With the ubiquity of the Internet, there are certain items that are just easier to buy online. For some, purchasing books, music, toys and even groceries is an exclusively digital process. Still, many people will express that there are special items, like perfectly fitting jeans, that need to be experienced firsthand before a final sale is made. Traditionally, cars have fallen under the latter category, as it's customary to at least do a test drive before officially committing to a new set of wheels.
This could all be changing, however, as pioneers in online car sales are encouraging consumers to forgo trips to dealerships in favor of a few clicks on their computers.
Are digital sales the next trend in car buying?
According to Max Zanan, it's only a matter of time before purchasing a car is akin to ordering a pizza – a few swipes of your finger on your smartphone and the product arrives at your door moments later. Zanan is the CEO and co-founder of IDDS Group, a consulting firm whose specialty is car retailers, explained the Boston Globe. He believes that the popularity of quick and easy Internet sales, which has already spread to most major industries, will soon have an important place in the world of car buying.
"Consumers already research dealerships online."
Although initially it might seem irresponsible or even downright crazy to buy a car without visiting a dealership, Zanan explained to the Globe that most people are essentially doing this already. It's rare for someone to arrive at a car dealership with no idea what he or she wants in terms of features, models, pricing and even colors. Most consumers spend hours researching automotive brands, car dealership reviews and even specific salesmen before getting off the Internet and setting foot in a brick-and-mortar store.
Zanan noted that it's simple to find quality information about vehicles and dealers online, so many customers take advantage of websites before heading out to shop. Zanan's organization simply wants to take it a step further. Not only will buyers be able to get all the info they need about potential vehicles, but they'll also be able to sign papers and review contracts and bills online. He recognizes that test drives will likely still be necessities for most people, so he hopes to apply the pizza delivery analogy to this process as well – consumers will just click to request a trial, and a salesman will arrive at their doorsteps with a tester vehicle a little while later.
Internet purchases will extend to all areas of car industry
IDDS is confident that digital selling platforms are the future of automotive sales, whether for entire cars or just pieces. The consulting firm recently came out in support of Larry H. Miller Dealerships, an organization that's started selling car parts directly to consumers from its website. Zanan explained in an IDDS article that offering online services like this is absolutely essential for car dealers looking to remain relevant and cutting-edge.

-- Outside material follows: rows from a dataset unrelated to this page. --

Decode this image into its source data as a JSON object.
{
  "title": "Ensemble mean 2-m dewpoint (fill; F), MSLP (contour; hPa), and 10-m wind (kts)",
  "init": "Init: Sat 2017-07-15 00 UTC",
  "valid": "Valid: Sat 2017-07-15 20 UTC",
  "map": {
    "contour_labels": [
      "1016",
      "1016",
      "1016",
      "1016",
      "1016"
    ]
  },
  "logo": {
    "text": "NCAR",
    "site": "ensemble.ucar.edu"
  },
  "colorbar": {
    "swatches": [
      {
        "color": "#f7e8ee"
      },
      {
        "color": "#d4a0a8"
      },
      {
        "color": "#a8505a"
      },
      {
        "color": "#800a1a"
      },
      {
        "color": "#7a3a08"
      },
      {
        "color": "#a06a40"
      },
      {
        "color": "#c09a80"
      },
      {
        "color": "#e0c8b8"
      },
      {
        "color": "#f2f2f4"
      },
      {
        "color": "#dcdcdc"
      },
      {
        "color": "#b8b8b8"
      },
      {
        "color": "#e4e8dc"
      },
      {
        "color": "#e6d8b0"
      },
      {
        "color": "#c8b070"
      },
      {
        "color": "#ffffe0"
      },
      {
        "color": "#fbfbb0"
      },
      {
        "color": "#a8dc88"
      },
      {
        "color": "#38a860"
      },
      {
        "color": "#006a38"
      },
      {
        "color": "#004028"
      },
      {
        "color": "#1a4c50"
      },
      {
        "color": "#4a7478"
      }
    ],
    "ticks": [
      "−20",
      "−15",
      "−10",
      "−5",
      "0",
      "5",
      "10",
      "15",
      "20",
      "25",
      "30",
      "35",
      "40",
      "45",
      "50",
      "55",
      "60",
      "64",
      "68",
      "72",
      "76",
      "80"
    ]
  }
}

"There are so many different things that a car dealer can do, but first and foremost, they need to concentrate on customer retention. So, the dealers that are extremely successful with parts and service start their process in sales," said Zanan.